THE PROBLEM
Whenever a line of the entries below holds the string "date", copy that line and return it.

Web page and app entries
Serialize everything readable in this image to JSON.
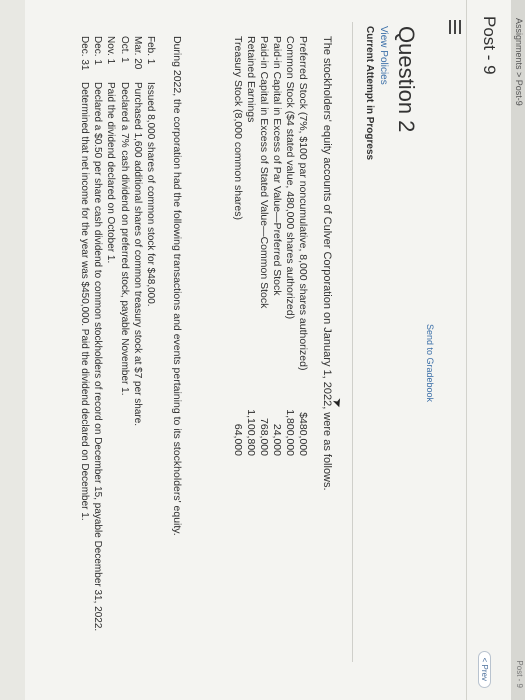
{
  "top_strip": {
    "crumb": "Assignments > Post-9",
    "right_text": "Post - 9"
  },
  "header": {
    "title": "Post - 9",
    "prev_label": "< Prev"
  },
  "question": {
    "title": "Question 2",
    "view_policies": "View Policies",
    "attempt_status": "Current Attempt in Progress",
    "send_to_gradebook": "Send to Gradebook",
    "intro": "The stockholders' equity accounts of Culver Corporation on January 1, 2022, were as follows.",
    "accounts": [
      {
        "name": "Preferred Stock (7%, $100 par noncumulative, 8,000 shares authorized)",
        "amount": "$480,000"
      },
      {
        "name": "Common Stock ($4 stated value, 480,000 shares authorized)",
        "amount": "1,800,000"
      },
      {
        "name": "Paid-in Capital in Excess of Par Value—Preferred Stock",
        "amount": "24,000"
      },
      {
        "name": "Paid-in Capital in Excess of Stated Value—Common Stock",
        "amount": "768,000"
      },
      {
        "name": "Retained Earnings",
        "amount": "1,100,800"
      },
      {
        "name": "Treasury Stock (8,000 common shares)",
        "amount": "64,000"
      }
    ],
    "during_text": "During 2022, the corporation had the following transactions and events pertaining to its stockholders' equity.",
    "transactions": [
      {
        "date": "Feb.  1",
        "text": "Issued 8,000 shares of common stock for $48,000."
      },
      {
        "date": "Mar. 20",
        "text": "Purchased 1,600 additional shares of common treasury stock at $7 per share."
      },
      {
        "date": "Oct.  1",
        "text": "Declared a 7% cash dividend on preferred stock, payable November 1."
      },
      {
        "date": "Nov.  1",
        "text": "Paid the dividend declared on October 1."
      },
      {
        "date": "Dec.  1",
        "text": "Declared a $0.50 per share cash dividend to common stockholders of record on December 15, payable December 31, 2022."
      },
      {
        "date": "Dec. 31",
        "text": "Determined that net income for the year was $450,000. Paid the dividend declared on December 1."
      }
    ]
  }
}
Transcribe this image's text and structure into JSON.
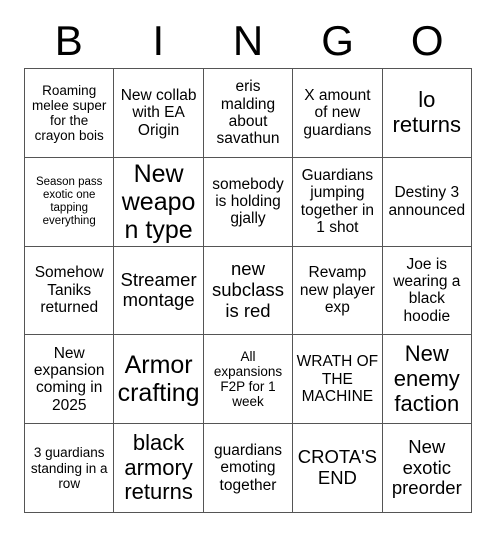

ANSWER TO THIS EXERCISE
        "date": "Feb.  1",
        "date": "Mar. 20",
        "date": "Oct.  1",
        "date": "Nov.  1",
        "date": "Dec.  1",
        "date": "Dec. 31",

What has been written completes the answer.